Not entirely, as Bagehot was a firm believer in the gold standard, and that implied certain conditions on the generous provision of credit in a crisis. Bagehot argued the central bank should lend liberally to otherwise solvent institutions, against good assets, but at a penalty rate of interest. Today, with fiat currencies and floating exchange rates, central banks don’t face quite the same constraints. So, the modern version—in 2008 or 2020, for example—is for central banks to lend liberally at extremely low rates of interest, to institutions that may or may not be solvent but are seen as “too big to fail.” It’s rather different from what Bagehot had in mind.

The seeds of this were already present in Bagehot’s own proposal though. The whole reason the Bank of England could serve as the “lender of last resort” in a crisis wasn’t just the gold reserves it held, but the uncritical confidence people had in its notes.

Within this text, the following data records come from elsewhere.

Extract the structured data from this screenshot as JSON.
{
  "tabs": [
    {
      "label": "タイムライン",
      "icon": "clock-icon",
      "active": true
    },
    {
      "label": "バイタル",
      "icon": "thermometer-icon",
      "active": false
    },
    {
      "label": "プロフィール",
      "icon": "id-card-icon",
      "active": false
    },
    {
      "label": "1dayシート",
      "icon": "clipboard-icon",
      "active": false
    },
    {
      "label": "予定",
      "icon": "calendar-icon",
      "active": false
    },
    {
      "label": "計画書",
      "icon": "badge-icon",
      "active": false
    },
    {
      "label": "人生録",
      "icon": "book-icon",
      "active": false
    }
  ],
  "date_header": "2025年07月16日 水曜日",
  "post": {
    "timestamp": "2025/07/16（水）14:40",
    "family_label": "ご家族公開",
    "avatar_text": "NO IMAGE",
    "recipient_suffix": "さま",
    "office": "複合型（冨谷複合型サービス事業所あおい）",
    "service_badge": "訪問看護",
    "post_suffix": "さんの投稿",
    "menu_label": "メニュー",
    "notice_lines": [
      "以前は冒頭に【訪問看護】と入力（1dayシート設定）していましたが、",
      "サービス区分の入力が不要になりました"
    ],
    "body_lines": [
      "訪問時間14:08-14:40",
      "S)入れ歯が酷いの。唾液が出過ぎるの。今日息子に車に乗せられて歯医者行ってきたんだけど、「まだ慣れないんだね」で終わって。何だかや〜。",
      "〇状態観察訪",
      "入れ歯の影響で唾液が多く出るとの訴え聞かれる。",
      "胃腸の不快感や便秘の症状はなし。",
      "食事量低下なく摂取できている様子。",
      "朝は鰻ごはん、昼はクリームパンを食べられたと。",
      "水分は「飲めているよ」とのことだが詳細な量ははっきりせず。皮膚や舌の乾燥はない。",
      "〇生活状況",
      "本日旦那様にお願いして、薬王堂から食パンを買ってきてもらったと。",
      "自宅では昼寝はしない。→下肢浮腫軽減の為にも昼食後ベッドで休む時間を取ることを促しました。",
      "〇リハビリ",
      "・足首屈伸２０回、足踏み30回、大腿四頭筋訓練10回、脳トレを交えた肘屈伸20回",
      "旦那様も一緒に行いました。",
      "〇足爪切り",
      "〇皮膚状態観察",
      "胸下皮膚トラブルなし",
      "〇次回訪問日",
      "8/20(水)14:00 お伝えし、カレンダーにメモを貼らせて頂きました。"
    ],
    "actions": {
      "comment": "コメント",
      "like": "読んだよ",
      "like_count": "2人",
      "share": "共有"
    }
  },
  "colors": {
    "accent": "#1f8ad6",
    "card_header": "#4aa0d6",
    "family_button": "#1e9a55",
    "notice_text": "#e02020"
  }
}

People weren’t counting the gold in its vaults; they presumed it was sound because it was the government’s bank. So, we see the subtle transition between the notion that “gold is money”, to money being the government’s promise, to “do whatever it takes” to ensure the economy functions.

Any other insights from Bagehot that are relevant today?

Bagehot had an interesting rule of thumb about bubbles. He wrote that a promised return of 15% is the threshold above which people take leave of their critical reason. They are tempted to buy any story that promises 15% or more. At the same time, 2% interest is the floor below which people feel pushed to take risks they otherwise wouldn’t. Combine the two and you get a bubble. It’s an interesting pair of benchmarks, especially given the near-zero interest rates of recent years and the popularity of growth stocks. It’s a good reminder for investors to be on their guard and stay disciplined under such conditions.

Bagehot’s world of London finance may seem very different, and few people today have ever heard of Overend Gurney, but some aspects of human nature are timeless, and some lessons need to be learned over and over again. The more we are aware of what those lessons are, the better.

About the Author

Patrick Chovanec, CPA

Economic Advisor Contact